What can I cook over a campfire besides hot dogs?
Besides hot dogs, you can cook everything from foil-wrapped potatoes and veggies to skewered meat and even whole fish over a campfire.
How do you cook meat on a campfire?
To cook meat on a campfire, season it well, place it on a preheated grilling grate or in a cast-iron pan, and cook over a steady, moderate heat, flipping as needed.
What is the best meat to grill on a campfire?
The best meat to grill on a campfire is something with a bit of fat like ribeye steaks or marinated chicken thighs, as they remain juicy and acquire that smoky flavor.
Can you grill on a wood burning fire pit?
Yes, you can grill on a wood-burning fire pit as long as you let the wood burn down to coals and place a grilling grate or cast-iron skillet on top for a steady heat source.
To Conclude on Campfire Grilling Techniques
So there you have it—your ultimate guide to campfire grilling techniques.
From the sizzle of direct heat to the slow allure of indirect cooking, each method offers its own unique brand of mouthwatering magic.
Now it’s your turn.

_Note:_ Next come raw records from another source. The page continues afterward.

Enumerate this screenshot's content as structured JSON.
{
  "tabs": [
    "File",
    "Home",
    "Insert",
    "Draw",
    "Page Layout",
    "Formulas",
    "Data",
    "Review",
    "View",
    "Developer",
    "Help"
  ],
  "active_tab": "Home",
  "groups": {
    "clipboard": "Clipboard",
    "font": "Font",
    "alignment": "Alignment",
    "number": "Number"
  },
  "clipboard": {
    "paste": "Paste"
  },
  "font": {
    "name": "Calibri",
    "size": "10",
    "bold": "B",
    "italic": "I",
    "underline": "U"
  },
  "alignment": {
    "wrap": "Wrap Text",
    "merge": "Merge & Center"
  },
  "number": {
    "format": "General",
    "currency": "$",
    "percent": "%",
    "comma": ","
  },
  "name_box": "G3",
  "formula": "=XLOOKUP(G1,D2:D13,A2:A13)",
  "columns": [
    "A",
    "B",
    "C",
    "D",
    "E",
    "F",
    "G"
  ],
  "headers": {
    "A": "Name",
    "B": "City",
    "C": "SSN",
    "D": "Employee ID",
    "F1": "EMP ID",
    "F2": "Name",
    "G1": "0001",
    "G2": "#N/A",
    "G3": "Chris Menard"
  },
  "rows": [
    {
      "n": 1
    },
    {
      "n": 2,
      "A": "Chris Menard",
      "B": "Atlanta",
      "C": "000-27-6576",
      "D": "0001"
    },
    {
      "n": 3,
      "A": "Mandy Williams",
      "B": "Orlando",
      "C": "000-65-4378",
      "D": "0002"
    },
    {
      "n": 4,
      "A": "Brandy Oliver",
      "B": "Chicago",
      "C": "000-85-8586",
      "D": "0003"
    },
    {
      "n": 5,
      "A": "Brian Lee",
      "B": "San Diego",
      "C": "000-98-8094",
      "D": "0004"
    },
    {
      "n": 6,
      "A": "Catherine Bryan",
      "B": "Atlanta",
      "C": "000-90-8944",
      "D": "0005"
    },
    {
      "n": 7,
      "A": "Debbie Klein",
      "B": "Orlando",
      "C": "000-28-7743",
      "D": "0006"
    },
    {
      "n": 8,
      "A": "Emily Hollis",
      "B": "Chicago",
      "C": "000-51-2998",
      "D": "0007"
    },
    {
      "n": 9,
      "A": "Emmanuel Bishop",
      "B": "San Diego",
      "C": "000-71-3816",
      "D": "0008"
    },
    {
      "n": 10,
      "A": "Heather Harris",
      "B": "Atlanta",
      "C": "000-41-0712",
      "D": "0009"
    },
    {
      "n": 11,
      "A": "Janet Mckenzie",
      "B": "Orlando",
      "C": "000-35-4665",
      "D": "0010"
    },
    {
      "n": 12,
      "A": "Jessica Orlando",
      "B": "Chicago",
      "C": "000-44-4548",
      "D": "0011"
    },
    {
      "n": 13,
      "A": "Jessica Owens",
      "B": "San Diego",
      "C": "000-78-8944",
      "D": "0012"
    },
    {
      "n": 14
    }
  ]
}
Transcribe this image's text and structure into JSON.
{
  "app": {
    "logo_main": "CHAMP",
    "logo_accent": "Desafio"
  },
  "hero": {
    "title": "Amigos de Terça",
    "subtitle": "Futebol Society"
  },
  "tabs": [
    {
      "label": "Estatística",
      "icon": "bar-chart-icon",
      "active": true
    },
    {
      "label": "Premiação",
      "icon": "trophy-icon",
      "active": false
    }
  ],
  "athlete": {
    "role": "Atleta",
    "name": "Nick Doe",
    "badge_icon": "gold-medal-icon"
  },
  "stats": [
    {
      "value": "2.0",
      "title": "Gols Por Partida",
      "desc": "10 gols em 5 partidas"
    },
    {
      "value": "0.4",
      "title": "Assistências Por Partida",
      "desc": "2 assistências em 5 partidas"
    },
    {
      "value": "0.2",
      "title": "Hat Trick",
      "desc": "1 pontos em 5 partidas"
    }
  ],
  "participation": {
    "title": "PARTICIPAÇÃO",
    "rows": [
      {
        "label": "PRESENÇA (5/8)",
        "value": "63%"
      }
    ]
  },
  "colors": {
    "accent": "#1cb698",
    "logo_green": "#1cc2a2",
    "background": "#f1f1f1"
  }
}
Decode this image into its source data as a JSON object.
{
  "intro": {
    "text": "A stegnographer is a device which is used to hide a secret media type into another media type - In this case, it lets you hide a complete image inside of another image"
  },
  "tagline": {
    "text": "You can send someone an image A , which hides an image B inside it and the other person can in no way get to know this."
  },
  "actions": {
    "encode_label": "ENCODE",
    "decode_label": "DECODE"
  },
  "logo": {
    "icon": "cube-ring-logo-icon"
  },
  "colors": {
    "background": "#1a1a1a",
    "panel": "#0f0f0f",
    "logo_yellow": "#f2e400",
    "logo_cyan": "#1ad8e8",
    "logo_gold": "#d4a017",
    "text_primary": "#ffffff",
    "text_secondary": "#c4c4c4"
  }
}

Don your apron, grab those tongs, and get grilling.
Because the only thing better than the smell of a campfire is the taste of the feast it helps you create.
Happy grilling, everyone!